*What the task asks*:
Where a line in the entries below contains the word "Endpoint", count it. Return the total alone.

Excerpts from an interface dataset
━━━━━━━━━━

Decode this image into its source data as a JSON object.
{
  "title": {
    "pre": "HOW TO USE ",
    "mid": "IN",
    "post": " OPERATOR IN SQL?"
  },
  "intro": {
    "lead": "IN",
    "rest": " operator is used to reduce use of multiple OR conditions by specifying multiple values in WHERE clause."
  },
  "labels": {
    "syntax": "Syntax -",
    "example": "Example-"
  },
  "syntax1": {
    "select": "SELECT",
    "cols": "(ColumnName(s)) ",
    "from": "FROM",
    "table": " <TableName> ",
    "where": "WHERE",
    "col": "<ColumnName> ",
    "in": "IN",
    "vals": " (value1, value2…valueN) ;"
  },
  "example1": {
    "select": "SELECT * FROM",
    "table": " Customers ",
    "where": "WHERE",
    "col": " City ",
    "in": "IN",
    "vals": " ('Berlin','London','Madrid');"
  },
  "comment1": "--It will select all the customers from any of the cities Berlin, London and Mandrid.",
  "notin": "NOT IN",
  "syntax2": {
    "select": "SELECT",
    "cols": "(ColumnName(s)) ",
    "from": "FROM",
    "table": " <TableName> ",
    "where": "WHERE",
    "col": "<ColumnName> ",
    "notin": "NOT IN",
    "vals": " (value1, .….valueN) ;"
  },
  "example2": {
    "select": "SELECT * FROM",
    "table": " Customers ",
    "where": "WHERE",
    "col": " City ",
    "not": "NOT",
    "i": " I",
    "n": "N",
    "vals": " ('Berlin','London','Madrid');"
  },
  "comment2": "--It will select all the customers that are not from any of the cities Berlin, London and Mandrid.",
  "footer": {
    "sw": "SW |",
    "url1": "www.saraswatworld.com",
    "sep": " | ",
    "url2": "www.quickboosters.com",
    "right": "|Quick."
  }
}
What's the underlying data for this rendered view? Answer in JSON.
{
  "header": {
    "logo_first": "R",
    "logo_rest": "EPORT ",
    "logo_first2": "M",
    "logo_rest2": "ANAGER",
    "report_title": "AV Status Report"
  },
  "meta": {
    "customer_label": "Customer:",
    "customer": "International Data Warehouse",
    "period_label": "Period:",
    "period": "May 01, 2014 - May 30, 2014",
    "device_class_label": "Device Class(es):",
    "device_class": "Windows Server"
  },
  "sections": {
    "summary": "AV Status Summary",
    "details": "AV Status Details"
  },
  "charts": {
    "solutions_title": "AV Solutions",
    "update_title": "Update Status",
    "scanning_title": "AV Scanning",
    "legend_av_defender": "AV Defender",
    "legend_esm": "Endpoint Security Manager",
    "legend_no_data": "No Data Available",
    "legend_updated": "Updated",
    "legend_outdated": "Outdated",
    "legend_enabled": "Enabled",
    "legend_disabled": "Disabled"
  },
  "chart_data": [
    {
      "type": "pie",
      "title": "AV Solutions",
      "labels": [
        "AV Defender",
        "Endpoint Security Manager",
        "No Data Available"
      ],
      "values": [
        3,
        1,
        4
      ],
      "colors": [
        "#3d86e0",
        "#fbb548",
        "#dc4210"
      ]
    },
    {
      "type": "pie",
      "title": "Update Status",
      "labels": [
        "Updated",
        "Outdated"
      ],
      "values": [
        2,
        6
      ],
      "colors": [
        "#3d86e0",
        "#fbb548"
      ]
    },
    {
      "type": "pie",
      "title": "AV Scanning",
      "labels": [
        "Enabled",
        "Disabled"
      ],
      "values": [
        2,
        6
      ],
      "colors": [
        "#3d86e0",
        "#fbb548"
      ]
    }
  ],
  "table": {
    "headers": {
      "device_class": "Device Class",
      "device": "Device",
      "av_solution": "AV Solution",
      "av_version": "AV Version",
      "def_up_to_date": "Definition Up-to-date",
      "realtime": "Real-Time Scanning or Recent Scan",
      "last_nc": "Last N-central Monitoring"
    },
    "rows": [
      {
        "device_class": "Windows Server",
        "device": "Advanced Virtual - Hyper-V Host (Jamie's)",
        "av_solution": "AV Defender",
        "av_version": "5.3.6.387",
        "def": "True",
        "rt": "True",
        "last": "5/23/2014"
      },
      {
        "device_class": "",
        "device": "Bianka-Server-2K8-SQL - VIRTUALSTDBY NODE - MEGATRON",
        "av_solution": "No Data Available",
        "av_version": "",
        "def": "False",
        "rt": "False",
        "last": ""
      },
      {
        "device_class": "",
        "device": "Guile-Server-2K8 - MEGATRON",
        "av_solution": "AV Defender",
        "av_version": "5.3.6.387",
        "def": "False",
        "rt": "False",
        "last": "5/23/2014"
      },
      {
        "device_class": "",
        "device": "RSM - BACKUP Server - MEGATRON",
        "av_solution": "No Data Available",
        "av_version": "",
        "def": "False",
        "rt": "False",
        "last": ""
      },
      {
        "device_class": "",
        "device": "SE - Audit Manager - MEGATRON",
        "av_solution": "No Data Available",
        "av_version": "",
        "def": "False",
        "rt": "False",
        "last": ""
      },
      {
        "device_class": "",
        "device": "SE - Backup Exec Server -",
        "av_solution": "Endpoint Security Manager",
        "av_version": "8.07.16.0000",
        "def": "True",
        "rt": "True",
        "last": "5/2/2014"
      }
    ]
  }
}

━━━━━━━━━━

*Final answer*:
3